For Fresa’s our challenge was clear: How can we build a brand as enticing and authentic as the client’s food? So we went to the source: the legendary ﬂavor of Mexico City roasted chicken and the eclectic street culture where you ﬁnd it. We took the DIY spirit of street vendors and transformed a space that was never meant to be a restaurant into one of the Austin food scene’s most successful takeout concepts. It’s not everyday we get to design a 20 foot revolving neon chicken sign, but we put the same passion into making every piece of the Fresa’s brand just as refreshing. It’s evident in the walk up menu boards, takeout packaging, staff T-shirts, and the bandit signs that line the drive-thru. With a client committed to bringing organic, farm-to-table food to the market, we had to deliver the same commitment to every piece.
Niantic Labs can be found somewhere between San Francisco, Austin and New York. We have never actually met an employee of this mysterious company, but their drones drop instructions and payments as required. What we have gathered from our relationship with Niantic is that there is a high level of intellect, a keen knowledge of maps, a detailed eye for design, and an altered take on reality (AR). Their stealthiness lends charm to their projects. Rumor has it they might be a reincarnation of the A-Team. A spinoff from Google, they continue to partner with their former parent and others to create mobile AR and games. We’re happy to play along.

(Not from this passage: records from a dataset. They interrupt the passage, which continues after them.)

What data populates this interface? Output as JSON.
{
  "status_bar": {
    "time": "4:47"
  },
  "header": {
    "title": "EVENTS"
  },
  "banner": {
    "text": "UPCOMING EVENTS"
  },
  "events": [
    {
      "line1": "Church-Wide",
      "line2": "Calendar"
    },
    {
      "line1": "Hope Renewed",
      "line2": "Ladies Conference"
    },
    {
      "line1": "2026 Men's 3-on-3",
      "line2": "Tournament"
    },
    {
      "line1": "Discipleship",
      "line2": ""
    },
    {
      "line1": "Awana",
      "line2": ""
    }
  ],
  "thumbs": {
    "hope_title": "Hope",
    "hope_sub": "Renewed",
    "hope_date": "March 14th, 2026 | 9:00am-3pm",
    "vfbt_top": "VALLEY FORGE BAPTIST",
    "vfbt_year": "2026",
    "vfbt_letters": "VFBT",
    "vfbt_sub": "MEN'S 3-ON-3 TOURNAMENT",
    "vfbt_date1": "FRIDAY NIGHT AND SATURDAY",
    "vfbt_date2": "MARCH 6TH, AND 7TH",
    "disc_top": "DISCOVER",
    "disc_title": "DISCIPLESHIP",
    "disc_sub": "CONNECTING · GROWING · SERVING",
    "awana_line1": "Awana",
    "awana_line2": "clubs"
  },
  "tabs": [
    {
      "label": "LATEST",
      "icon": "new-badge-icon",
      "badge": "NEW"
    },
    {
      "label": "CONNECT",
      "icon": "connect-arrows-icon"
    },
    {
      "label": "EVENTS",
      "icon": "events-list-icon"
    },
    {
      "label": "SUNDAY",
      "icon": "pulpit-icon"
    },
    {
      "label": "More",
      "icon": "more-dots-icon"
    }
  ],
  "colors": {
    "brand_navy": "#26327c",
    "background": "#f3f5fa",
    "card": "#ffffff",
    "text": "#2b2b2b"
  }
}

Niantic Labs retained Arts and Recreation to design the mobile experience and brand touchpoints for Field Trip. Basically a tour guide on your smartphone, the platform allows users to discover local points of interest via push notiﬁcations. So whenever you walk near a historic landmark, or a great place to eat, your phone signals you. There are also powerful map features that enable users to customize their interests. Arts and Rec went beyond designing the brand and UI, and contributed to developing the map features as well as a host of trip notebooks, signs and other artifacts that extend the digital experience into the physical world for special Field Trip Days.
Aaron Michalovic is a timber framer from the frigid northeast, now relocated to Austin. He's the only woodworker we know that wears flip-flops year-round. It might be hard to have faith in a woodworker who leaves his toes vulnerable to a dropped hammer or a rogue board, but this guy can build a barn that will last 200 years or carve a spoon from a delicate branch. Watching him work encourages us to do what we love – however we get there.

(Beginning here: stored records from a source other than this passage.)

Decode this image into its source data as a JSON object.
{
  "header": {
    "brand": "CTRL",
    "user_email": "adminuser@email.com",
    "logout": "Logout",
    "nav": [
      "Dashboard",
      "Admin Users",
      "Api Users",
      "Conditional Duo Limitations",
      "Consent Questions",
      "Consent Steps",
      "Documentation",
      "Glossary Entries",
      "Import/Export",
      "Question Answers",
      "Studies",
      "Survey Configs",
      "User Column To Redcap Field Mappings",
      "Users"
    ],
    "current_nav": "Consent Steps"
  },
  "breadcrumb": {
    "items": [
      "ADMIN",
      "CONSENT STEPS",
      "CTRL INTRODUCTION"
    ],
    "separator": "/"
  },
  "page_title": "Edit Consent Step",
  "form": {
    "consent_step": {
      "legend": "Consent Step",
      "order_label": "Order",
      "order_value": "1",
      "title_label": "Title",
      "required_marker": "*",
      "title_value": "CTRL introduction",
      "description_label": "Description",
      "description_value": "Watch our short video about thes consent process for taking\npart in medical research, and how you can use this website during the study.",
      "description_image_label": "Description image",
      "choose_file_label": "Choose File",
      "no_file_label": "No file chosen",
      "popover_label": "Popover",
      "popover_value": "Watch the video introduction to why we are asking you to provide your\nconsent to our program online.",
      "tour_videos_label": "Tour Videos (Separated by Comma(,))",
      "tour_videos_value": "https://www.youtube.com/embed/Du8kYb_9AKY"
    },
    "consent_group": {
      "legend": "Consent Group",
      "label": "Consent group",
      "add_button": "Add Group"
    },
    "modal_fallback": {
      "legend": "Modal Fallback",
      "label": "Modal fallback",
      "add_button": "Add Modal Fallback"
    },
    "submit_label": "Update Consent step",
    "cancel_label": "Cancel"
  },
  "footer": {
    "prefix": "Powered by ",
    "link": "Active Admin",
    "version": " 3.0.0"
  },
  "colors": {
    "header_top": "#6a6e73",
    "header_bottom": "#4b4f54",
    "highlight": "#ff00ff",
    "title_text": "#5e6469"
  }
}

A logo is not a brand, but a good logo communicates the raw essence of a brand in simple, direct terms. So it becomes shorthand for the brand. Which is important, because brand is shorthand for trust. Here’s a collection of logos that our clients have entrusted to us to help build their brands.

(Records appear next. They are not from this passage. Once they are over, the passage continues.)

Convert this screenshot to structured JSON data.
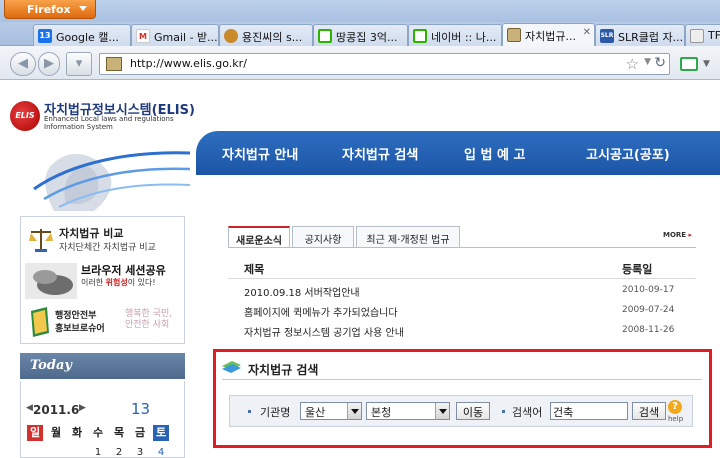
{
  "browser": {
    "app_menu": "Firefox",
    "tabs": [
      {
        "label": "Google 캘...",
        "icon": "google-calendar-icon",
        "color": "#1a73e8",
        "icon_text": "13"
      },
      {
        "label": "Gmail - 받...",
        "icon": "gmail-icon",
        "color": "#d93025",
        "icon_text": "M"
      },
      {
        "label": "용진씨의 s...",
        "icon": "blog-icon",
        "color": "#c98a2a",
        "icon_text": ""
      },
      {
        "label": "땅콩집 3억...",
        "icon": "naver-icon",
        "color": "#2db400",
        "icon_text": ""
      },
      {
        "label": "네이버 :: 나...",
        "icon": "naver-icon",
        "color": "#2db400",
        "icon_text": ""
      },
      {
        "label": "자치법규...",
        "icon": "elis-icon",
        "color": "#b08a3a",
        "icon_text": ""
      },
      {
        "label": "SLR클럽 자...",
        "icon": "slr-icon",
        "color": "#2a5aa8",
        "icon_text": "SLR"
      },
      {
        "label": "TF",
        "icon": "page-icon",
        "color": "#888888",
        "icon_text": ""
      }
    ],
    "url": "http://www.elis.go.kr/"
  },
  "site": {
    "logo_badge": "ELIS",
    "logo_title": "자치법규정보시스템(ELIS)",
    "logo_sub_1": "Enhanced Local laws and regulations",
    "logo_sub_2": "Information System",
    "menu": [
      "자치법규 안내",
      "자치법규 검색",
      "입 법 예 고",
      "고시공고(공포)"
    ]
  },
  "sidebar": {
    "compare_title": "자치법규 비교",
    "compare_sub": "자치단체간 자치법규 비교",
    "session_title": "브라우저 세션공유",
    "session_sub_a": "이러한 ",
    "session_sub_red": "위험성",
    "session_sub_b": "이 있다!",
    "brochure_1": "행정안전부",
    "brochure_2": "홍보브로슈어",
    "brochure_slogan": "행복한 국민, 안전한 사회",
    "today": "Today",
    "calendar_month": "2011.6",
    "calendar_day": "13",
    "weekdays": [
      "일",
      "월",
      "화",
      "수",
      "목",
      "금",
      "토"
    ],
    "first_dates": [
      "1",
      "2",
      "3",
      "4"
    ]
  },
  "notices": {
    "tabs": [
      "새로운소식",
      "공지사항",
      "최근 제·개정된 법규"
    ],
    "more": "MORE",
    "col_title": "제목",
    "col_date": "등록일",
    "rows": [
      {
        "title": "2010.09.18 서버작업안내",
        "date": "2010-09-17"
      },
      {
        "title": "홈페이지에 퀵메뉴가 추가되었습니다",
        "date": "2009-07-24"
      },
      {
        "title": "자치법규 정보시스템 공기업 사용 안내",
        "date": "2008-11-26"
      }
    ]
  },
  "search": {
    "title": "자치법규 검색",
    "org_label": "기관명",
    "org_select_1": "울산",
    "org_select_2": "본청",
    "move_button": "이동",
    "keyword_label": "검색어",
    "keyword_value": "건축",
    "search_button": "검색",
    "help": "help",
    "highlight_color": "#e11c23"
  }
}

Jed Buie and Ashley Kegley-Whitehead love to tell stories. As a public relations team, Buie and Co. works on a wide range of issues, which is why they asked us to create an identity that could both "impress a politician or earn the respect of a farmer."